Mass-spectrometric analysis was carried out on a VG Platform Electron Spray Ionization mass spectrometer (Fisons Instrument with Quadropole analyzer). 50% acetonitrile was used as mobile phase with nitrogen as the mobile phase carrier. The analyzer was run at a cone voltage of 40 V and a source temperature of 343 K.
NH2-terminal sequencing led to the identification of various allergy-related proteins from L. culinaris (Fig. 1 ). Four bands designated 1, 2, 3 and 5 were identified from the 80% fraction and a single band (band 4) was identified from the 90% fraction. Bands 1 and 2 (Fig. 1 ) were identified as convicilin and vicilin, respectively.

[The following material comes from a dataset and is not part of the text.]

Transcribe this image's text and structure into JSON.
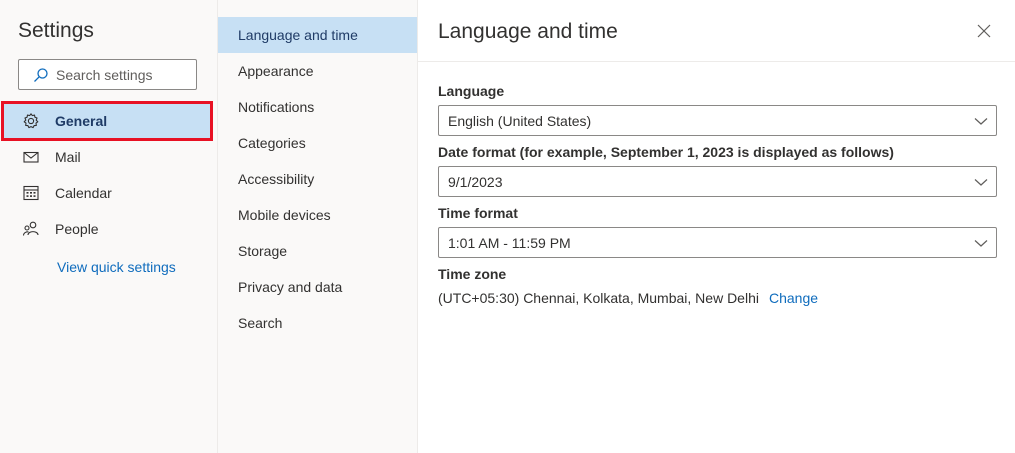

Within the NH2-terminal sequence, band 3 showed 79% sequence identity to legumin from Pisum sativum and band 5 showed 64% sequence identity to a lectin from Cicer arietinum (Fig. 1 ). Band 4 from the 90% ammonium sulfate saturation fraction was identified as 2S albumin as it showed 85% sequence identity to PA2, a 2S seed albumin from P. sativum, and had a molecular weight of 26.522 ± 0.38 kDa as determined by mass-spectrometric analysis.
On purification, 30 mg of pure 2S albumin was obtained from 250 g of L. culinaris seeds. Tetragonal bipyramidal shaped protein crystals with typical dimensions of 0.02 × 0.02 × 0.02 mm were obtained from this protein and these crystals diffracted to 2.5 Å resolution (Fig. 2 c). The crystals belonged to space group P41 (or P43), with unit-cell parameters a = b = 78.6, c = 135.2 Å. The ambiguity in the enantiomorphic space group cannot be resolved on the basis of systematic absences in the diffraction data alone. The data-collection and processing statistics are summarized in Table 1 . Briefly, the data scaled to an R merge of 7.85% with an I/σ(I) of 5.3 and a completeness of 98.3%. The Matthews coefficient was calculated as 2.1 Å3 Da−1, indicating the presence of four molecules in the asymmetric unit with 40.7% solvent content.
The PA2 seed allergen of P. sativum to which band 4 showed homology has been classified as a 2S albumin. The NMR structures of 2S albumins from various sources have been reported, including napin Bn Ib from Brassica napus (Rico et al., 1996 ), Ric C3 from Ricinus communis (Pantoja-Uceda et al., 2003 ), SFA-8 from Helianthus annuus (Pantoja-Uceda et al., 2004 ), Ber e 1 from Bertholletia excelsa (Tengel et al., 2005 ) and Ara h 2 from Arachis hypogaea (Lehmann et al., 2006 ). The 26.5 kDa 2S albumin from L. culinaris did not show any discernible sequence homology to any of the 2S albumins for which structures are known. Since the classification of the protein into the 2S albumin class was on the basis of solubility and sedimentation coefficient (Osborne & Campbell, 1898 ), the 2S albumin from L. culinaris could well be a novel and structurally different protein compared with other known members of the 2S albumin family. Thus, it would be interesting to determine the structure of this protein, which may shed light on the allergenicity of L. culinaris. In summary, we have isolated, purified, crystallized and carried out preliminary X-ray characterization of the 2S seed albumin protein from L. culinaris.
We thank the Departments of Biotechnology (DBT) and Science and Technology (DST), Government of India for financial support.